Driving the international border road to Socompa Pass in the Andes

Paso Socompa is an international high mountain pass at an elevation of 3.876m (12,716ft) above the sea level, on the Argentinian-Chilean border.

Paso Socompa

Where is Socompa Pass?

Set high in the Andes mountain range, the pass links the Antofagasta Region of Chile with the Argentine province of Salta, in the Los Andes Department. It’s one of the less-traveled high routes between Argentina and Chile. The pass is named after Socompa volcano, a 6,031m giant.

Is the road through Socompa Pass unpaved?

The road through the summit is entirely unpaved in pretty bad conditions. It’s called B-55 in Chile and Ruta Provincial 163 in Argentina. Only off-road vehicles are recommended.

How challenging is Socompa Pass?

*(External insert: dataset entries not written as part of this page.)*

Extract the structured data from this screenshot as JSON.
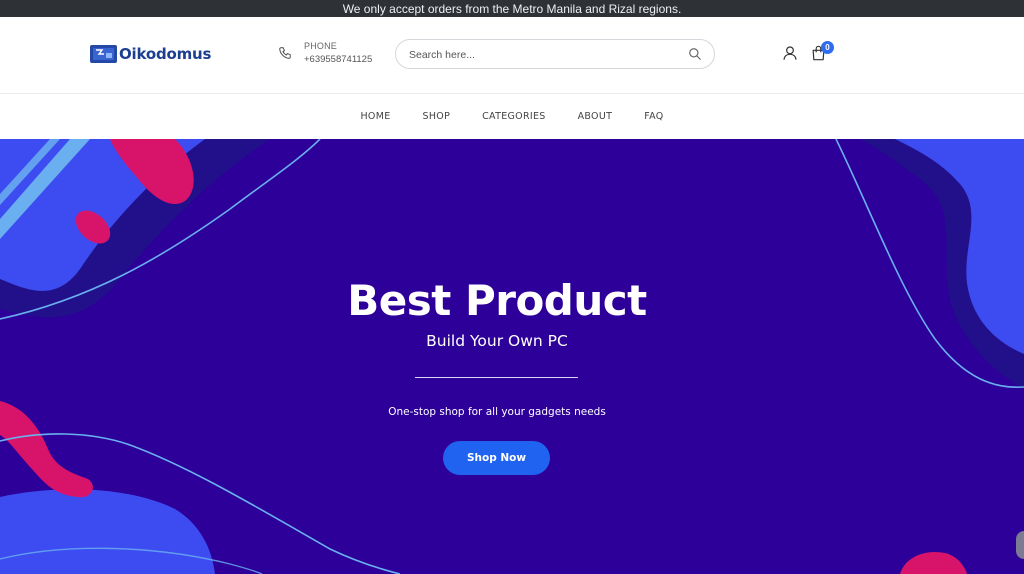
{
  "announcement": "We only accept orders from the Metro Manila and Rizal regions.",
  "brand": {
    "name": "Oikodomus",
    "color": "#1d3f91"
  },
  "contact": {
    "label": "PHONE",
    "number": "+639558741125"
  },
  "search": {
    "placeholder": "Search here..."
  },
  "cart": {
    "count": "0"
  },
  "nav": {
    "items": [
      "HOME",
      "SHOP",
      "CATEGORIES",
      "ABOUT",
      "FAQ"
    ]
  },
  "hero": {
    "title": "Best Product",
    "subtitle": "Build Your Own PC",
    "tagline": "One-stop shop for all your gadgets needs",
    "cta": "Shop Now"
  },
  "colors": {
    "topbar": "#2e3136",
    "hero_background": "#2c0099",
    "accent_blue": "#1f63f0",
    "shape_blue": "#3d4cf0",
    "shape_pink": "#d8146a",
    "line_light_blue": "#6ab0f0"
  },
  "icons": {
    "phone": "phone-icon",
    "search": "search-icon",
    "account": "user-icon",
    "cart": "shopping-bag-icon"
  }
}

The drive is rather remote. The bad surface, a lack of water sources, zero traffic, and the heat in the desert make this a very challenging drive. The pass has been used by the Rally Dakar. At the summit, there’s an abandoned train station. It’s important to stay on marked roads when traveling in this zone. Chile had tense relations with Argentina in the 1970s, and the military government decided to mine its northern border to prevent an invasion. Minefields are found in Chile’s southern border with Argentina in Patagonia. Minefields are generally marked, but markers may have shifted or may not be visible. Follow clearly identified roads and trails when traveling in minefield areas. Border crossings should only be made at authorized locations. Consult with park or other local officials concerning minefields and other hazards. The air dryness and the oscillation of temperatures that take place during the day and night are some of the features of this area. The day is warm due to direct sunlight, and nights are extremely cold.
Pic: Vicky Yened